*** RECORDS SUPPLIED

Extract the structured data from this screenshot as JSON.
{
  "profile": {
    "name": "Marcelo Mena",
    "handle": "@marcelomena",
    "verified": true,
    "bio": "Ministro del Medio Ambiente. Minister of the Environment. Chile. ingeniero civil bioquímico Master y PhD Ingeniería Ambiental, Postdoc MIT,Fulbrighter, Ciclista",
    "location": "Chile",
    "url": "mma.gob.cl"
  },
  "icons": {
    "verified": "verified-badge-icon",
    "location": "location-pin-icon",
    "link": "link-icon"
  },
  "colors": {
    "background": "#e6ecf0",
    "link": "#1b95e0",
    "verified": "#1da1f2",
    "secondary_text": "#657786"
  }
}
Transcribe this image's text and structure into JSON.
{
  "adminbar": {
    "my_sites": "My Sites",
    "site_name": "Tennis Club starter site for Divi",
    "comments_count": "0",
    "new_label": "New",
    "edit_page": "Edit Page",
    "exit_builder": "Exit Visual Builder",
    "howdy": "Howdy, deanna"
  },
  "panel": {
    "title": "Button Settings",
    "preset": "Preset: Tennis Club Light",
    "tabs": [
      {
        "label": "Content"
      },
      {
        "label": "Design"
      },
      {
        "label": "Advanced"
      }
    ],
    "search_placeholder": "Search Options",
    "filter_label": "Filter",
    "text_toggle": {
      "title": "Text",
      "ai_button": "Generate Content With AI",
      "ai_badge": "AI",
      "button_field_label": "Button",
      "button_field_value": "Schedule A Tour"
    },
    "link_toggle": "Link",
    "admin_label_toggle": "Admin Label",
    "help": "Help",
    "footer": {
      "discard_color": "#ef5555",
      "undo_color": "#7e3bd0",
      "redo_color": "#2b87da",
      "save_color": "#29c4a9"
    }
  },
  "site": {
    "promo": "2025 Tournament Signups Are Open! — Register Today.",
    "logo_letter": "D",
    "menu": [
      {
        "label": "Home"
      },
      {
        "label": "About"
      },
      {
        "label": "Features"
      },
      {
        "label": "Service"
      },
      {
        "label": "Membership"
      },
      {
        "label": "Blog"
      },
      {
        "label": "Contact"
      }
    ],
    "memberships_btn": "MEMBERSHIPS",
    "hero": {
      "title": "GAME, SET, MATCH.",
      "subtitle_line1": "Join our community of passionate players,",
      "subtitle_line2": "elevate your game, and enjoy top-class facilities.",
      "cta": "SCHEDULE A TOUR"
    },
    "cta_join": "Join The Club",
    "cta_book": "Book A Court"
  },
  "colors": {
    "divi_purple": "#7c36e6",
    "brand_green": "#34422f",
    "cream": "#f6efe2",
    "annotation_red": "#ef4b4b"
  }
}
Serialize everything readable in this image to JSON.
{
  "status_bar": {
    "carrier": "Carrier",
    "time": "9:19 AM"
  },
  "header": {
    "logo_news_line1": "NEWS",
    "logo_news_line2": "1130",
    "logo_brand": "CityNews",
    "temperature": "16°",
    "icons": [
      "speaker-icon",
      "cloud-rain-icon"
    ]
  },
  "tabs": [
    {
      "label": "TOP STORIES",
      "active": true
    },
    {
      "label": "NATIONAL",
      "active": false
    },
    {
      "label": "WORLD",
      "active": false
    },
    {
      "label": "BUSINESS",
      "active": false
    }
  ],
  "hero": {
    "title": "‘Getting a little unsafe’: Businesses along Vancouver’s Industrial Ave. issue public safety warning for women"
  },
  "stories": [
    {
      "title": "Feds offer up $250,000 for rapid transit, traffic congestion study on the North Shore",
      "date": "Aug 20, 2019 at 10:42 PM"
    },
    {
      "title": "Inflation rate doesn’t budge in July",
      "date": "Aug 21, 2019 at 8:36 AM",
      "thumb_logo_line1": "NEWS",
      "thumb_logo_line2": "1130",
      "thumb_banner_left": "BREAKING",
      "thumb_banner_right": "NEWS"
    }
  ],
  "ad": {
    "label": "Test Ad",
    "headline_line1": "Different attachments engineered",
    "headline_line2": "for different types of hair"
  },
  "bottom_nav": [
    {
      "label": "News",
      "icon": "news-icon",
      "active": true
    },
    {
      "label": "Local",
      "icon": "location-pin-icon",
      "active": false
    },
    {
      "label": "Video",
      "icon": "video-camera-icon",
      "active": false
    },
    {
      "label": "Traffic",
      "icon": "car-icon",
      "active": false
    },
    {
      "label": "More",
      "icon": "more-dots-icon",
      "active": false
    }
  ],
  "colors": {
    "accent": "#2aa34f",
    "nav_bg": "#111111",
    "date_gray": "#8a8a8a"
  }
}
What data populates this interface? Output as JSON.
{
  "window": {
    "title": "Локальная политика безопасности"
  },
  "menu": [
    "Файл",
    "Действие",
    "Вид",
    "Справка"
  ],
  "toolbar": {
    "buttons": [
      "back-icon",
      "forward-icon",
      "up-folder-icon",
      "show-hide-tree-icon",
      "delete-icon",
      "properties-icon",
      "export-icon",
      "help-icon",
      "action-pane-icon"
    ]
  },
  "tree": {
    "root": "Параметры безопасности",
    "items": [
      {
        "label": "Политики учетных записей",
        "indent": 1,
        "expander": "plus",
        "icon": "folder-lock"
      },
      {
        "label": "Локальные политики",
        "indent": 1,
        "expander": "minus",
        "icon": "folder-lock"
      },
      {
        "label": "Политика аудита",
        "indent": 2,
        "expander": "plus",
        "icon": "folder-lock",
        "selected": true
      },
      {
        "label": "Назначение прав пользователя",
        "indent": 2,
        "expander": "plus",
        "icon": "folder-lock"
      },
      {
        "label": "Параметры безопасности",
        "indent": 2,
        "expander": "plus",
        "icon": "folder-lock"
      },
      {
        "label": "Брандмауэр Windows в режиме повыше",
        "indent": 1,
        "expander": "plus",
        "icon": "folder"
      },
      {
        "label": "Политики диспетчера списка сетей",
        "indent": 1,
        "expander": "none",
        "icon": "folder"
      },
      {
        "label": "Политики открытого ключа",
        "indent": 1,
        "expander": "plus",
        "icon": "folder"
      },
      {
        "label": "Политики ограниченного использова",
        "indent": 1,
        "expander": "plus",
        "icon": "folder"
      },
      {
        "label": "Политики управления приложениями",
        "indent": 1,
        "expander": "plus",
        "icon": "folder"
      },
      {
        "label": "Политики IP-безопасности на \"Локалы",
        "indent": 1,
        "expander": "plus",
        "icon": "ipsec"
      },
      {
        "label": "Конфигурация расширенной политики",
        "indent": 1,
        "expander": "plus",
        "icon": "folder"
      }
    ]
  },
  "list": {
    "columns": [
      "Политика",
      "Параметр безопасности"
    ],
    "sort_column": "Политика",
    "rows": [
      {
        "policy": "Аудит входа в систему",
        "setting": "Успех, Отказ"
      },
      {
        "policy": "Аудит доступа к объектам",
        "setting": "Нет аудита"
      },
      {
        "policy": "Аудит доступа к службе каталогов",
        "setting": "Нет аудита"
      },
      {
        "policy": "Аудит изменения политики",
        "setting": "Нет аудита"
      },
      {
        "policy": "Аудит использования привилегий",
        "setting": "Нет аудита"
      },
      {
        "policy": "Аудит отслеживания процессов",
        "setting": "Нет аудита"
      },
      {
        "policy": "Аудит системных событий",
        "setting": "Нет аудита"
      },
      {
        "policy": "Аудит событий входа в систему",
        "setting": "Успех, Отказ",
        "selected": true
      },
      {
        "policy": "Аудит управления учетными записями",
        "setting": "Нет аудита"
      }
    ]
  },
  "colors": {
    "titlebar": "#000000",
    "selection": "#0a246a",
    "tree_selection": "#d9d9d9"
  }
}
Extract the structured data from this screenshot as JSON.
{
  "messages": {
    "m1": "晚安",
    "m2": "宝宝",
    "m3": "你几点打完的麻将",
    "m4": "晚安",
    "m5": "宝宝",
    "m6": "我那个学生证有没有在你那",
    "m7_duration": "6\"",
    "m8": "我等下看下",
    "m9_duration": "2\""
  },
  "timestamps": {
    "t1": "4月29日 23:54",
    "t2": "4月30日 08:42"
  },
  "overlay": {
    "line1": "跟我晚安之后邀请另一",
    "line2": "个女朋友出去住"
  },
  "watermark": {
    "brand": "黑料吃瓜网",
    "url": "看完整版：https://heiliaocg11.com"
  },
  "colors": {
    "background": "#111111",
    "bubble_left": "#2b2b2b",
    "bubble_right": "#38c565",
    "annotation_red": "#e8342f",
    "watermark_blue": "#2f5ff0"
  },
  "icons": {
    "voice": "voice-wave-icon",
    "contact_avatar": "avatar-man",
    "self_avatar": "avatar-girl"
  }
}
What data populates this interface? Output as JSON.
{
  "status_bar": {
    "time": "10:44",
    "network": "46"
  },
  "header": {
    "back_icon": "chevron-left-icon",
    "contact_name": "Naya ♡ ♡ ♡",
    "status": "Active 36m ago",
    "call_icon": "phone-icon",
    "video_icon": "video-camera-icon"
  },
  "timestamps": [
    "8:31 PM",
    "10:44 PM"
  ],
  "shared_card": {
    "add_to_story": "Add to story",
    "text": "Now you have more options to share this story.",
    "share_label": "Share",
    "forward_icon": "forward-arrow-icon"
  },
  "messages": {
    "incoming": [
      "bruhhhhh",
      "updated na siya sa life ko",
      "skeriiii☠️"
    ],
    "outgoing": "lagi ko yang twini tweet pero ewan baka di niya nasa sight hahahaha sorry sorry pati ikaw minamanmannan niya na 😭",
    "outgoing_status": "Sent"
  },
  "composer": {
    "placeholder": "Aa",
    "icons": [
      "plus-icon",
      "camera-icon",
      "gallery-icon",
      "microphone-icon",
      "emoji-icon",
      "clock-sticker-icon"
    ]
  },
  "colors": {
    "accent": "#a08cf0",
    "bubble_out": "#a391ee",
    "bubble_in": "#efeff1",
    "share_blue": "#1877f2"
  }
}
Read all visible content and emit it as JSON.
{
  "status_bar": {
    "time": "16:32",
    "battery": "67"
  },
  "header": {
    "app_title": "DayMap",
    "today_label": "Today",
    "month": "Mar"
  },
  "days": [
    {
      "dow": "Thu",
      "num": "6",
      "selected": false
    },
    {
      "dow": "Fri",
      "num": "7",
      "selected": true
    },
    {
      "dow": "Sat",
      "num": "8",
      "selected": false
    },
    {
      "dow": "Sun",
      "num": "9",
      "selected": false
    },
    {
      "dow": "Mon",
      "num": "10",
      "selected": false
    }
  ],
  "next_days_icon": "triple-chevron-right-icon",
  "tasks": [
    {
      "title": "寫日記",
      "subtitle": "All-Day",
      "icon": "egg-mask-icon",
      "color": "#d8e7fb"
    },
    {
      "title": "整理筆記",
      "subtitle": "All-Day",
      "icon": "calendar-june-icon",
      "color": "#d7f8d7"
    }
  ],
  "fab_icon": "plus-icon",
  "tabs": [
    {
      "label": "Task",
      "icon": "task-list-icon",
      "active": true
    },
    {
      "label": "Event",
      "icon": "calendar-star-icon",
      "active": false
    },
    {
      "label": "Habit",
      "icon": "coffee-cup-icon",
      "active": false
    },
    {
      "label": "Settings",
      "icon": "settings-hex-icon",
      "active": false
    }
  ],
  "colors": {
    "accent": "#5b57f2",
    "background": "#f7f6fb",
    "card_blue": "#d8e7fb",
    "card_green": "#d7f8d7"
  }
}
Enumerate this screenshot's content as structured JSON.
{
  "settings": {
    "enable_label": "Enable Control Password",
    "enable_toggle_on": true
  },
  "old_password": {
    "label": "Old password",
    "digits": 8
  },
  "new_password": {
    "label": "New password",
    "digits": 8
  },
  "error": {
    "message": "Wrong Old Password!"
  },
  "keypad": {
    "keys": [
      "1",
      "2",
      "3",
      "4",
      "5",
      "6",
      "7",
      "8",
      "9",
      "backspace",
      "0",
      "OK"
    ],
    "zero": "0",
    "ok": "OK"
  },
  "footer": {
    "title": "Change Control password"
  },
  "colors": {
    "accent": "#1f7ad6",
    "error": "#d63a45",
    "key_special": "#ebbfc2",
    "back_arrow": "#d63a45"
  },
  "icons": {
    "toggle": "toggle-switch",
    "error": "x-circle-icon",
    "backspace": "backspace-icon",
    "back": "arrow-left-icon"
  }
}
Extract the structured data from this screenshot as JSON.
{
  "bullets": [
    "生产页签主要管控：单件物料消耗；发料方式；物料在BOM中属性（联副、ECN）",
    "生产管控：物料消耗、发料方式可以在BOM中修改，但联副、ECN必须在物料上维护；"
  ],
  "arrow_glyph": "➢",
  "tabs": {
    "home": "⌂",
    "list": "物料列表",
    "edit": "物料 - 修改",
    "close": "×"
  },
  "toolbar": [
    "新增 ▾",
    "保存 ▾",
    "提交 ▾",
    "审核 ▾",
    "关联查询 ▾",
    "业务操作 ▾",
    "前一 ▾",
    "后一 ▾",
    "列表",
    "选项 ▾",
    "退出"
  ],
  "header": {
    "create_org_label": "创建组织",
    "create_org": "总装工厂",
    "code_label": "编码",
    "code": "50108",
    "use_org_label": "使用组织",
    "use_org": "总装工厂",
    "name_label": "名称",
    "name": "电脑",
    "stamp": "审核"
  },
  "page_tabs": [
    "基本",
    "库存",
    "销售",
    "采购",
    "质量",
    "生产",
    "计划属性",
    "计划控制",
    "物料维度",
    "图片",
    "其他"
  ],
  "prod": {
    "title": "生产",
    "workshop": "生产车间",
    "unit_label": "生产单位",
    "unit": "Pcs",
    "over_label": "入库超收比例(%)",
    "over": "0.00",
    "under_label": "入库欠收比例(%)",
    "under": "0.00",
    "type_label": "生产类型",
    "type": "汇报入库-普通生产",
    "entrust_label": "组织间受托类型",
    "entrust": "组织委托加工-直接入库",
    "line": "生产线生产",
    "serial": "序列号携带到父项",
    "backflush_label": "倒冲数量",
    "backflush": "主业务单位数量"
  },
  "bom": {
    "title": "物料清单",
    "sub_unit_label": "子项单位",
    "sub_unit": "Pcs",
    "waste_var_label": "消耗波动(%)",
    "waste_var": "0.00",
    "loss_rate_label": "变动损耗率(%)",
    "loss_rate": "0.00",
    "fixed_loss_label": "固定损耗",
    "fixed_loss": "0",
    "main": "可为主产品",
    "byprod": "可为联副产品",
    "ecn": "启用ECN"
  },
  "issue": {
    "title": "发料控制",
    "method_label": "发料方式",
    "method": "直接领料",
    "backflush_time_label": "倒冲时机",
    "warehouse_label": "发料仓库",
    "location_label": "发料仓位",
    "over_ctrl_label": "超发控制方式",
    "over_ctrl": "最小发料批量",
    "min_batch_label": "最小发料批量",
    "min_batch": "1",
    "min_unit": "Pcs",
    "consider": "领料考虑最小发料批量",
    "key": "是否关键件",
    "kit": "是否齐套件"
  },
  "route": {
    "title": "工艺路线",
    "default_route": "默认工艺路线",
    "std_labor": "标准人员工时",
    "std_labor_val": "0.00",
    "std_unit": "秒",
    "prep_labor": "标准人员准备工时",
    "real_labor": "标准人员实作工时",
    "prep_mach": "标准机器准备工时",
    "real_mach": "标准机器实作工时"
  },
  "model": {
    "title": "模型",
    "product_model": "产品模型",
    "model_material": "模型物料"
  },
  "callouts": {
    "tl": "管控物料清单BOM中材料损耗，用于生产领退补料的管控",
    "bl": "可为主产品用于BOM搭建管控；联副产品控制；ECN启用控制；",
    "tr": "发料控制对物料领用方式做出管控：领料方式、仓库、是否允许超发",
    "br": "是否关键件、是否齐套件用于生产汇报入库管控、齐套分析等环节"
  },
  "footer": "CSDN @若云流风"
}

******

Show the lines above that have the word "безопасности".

- COMPLETED EXERCISE -
    "title": "Локальная политика безопасности"
    "root": "Параметры безопасности",
        "label": "Параметры безопасности",
        "label": "Политики IP-безопасности на \"Локалы",
      "Параметр безопасности"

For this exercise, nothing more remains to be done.